Kingston, Rhode Island
$28.016 Public 79%
2
Providence, Rhode Island
$27.156 Private Non-Profit 70%
3
Providence, Rhode Island
$42.808 Private Non-Profit 9%
4
Warwick, Rhode Island
$10.582 Public 0%
5
Providence, Rhode Island
$18.300 Public 69%
6
Providence, Rhode Island
$43.245 Private Non-Profit 60%
7
Bristol, Rhode Island
$31.668 Private Non-Profit 81%
8
Smithfield, Rhode Island
$36.872 Private Non-Profit 77%
9
East Greenwich, Rhode Island
$21.285 Private Non-Profit 0%
10
Newport, Rhode Island
$34.950 Private Non-Profit 67%
11
Providence, Rhode Island
$42.932 Private Non-Profit 27%
12
Cranston, Rhode Island
$13.675 Private For-Profit 100%
13
Lincoln, Rhode Island
$0 Private For-Profit 0%
14
Pawtucket, Rhode Island
$9.895 Private For-Profit 72%
15
Cranston, Rhode Island
$0 0%
16
North Providence, Rhode Island
$15.870 Private Non-Profit 100%
17
Cranston, Rhode Island
$0 Private For-Profit 0%
18
Providence, Rhode Island
$0 Private For-Profit 0%
19
Warwick, Rhode Island
$0 Private For-Profit 100%
20
Newport, Rhode Island
$0 Private Non-Profit 90%
21
East Providence, Rhode Island
$0 100%
22
West Warwick, Rhode Island
$0 Private For-Profit 0%
23
Pawtucket, Rhode Island
$0 Private For-Profit 0%
24
Bristol, Rhode Island
$0 Private Non-Profit 0%

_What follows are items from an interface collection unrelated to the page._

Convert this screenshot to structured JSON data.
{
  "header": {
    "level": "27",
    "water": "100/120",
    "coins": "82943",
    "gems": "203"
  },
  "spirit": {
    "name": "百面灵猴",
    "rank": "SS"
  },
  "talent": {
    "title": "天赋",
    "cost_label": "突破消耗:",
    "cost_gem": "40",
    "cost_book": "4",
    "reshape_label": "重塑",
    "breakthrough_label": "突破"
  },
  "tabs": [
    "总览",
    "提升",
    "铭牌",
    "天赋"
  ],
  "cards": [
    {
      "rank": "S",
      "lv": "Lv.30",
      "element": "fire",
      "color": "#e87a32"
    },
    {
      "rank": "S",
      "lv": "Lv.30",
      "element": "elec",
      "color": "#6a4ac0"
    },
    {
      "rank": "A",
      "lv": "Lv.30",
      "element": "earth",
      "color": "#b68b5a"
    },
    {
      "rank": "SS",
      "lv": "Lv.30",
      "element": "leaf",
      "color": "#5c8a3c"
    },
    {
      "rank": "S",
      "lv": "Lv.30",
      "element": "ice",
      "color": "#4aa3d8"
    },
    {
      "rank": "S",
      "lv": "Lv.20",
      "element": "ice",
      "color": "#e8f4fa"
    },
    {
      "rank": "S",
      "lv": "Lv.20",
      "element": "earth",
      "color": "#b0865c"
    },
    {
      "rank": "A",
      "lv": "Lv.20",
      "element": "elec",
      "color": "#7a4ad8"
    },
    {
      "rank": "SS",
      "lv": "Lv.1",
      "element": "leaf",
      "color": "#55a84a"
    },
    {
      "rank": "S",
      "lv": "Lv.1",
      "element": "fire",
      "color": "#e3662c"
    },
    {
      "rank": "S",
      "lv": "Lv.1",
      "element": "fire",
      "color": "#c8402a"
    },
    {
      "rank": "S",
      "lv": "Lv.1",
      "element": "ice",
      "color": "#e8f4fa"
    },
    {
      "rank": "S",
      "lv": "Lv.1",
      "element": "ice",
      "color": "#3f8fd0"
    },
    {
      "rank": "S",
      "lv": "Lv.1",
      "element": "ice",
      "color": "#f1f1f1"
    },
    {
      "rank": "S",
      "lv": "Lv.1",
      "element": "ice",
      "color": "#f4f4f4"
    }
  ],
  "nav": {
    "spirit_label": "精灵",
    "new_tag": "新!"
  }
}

Education in Rhode Island

As of June 2014, 18.37 of Rhode Island’s population aged over 25 had some college degree, compared to 21.29 for the entire United States. Two-year college graduates constituted 8.15, four-year graduates – 18.58 and Master graduates – 8.63 of the Rhode Island population.

Education of Rhode Island

As of June 2014, the Rhode Island’s average income per capita is 30005, compared to the average of 28051 for the United States, while the median household income is 56102. The unemployed people available workforce constituted 7.8 of the state’s population, while the job growth expected over the next decade is 34.3. The indicators of sales and income taxes were 7 and 3.75 respectively.

Cost of living in Rhode Island

If we take the average indicator for the entire United States as 100, the overall cost of living in the state of Rhode Island makes 121, with the cost of food being 112 and expenses for health care services such as stay in a hospital room, doctor’s and dentist’s appointments – 116. The state’s average indicator for the cost of housing, comprising mortgage, rent and taxes is 124. The index of Rhode Island’s charges for utilities services, such as heating, cooling, natural gas and electricity makes 127. The average transportation costs make 106, while other miscellaneous expenses, such as clothing, repairs, and entertainment constitute 132 points.

Air pollution and health in Rhode Island

Rhode Island’s index of air quality is 94 on a scale from 0 to 100 points (higher is better) according to EPA reports taking into account the days of ozone alert and volume of such pollutants as lead, carbon monoxide, sulfur and others. State’s weather quality is graded at 46 points out of 100 on the basis of such indices as toxic discharges, sediments, turbidity and pollutants. The index of Superfund sites is 57 compared to 71 for the entire country. In 2014, the number of physicians per 100,000 persons is 355 and the health cost index is higher compared to the average US index.

Climate in Rhode Island

Rhode Island’s annual rainfall is 46.8 inches, compared to 36.5 for the entire US. In winter the state gets the annual snowfall of 33.7, while the United States in general get 25. There are 116 days with measurable precipitation, and 202 sunny days per annum. In July, the average high temperature is 81.2 degrees Fahrenheit, and in January the average lowest is 19.7 degrees. The comfort index on the scale from 0 to 100 (higher is better) makes 52 and is based on the combination of summer temperature and effect humidity on the population.


Data provided by U.S. Department of Education Institute of Education Sciences nces.ed.gov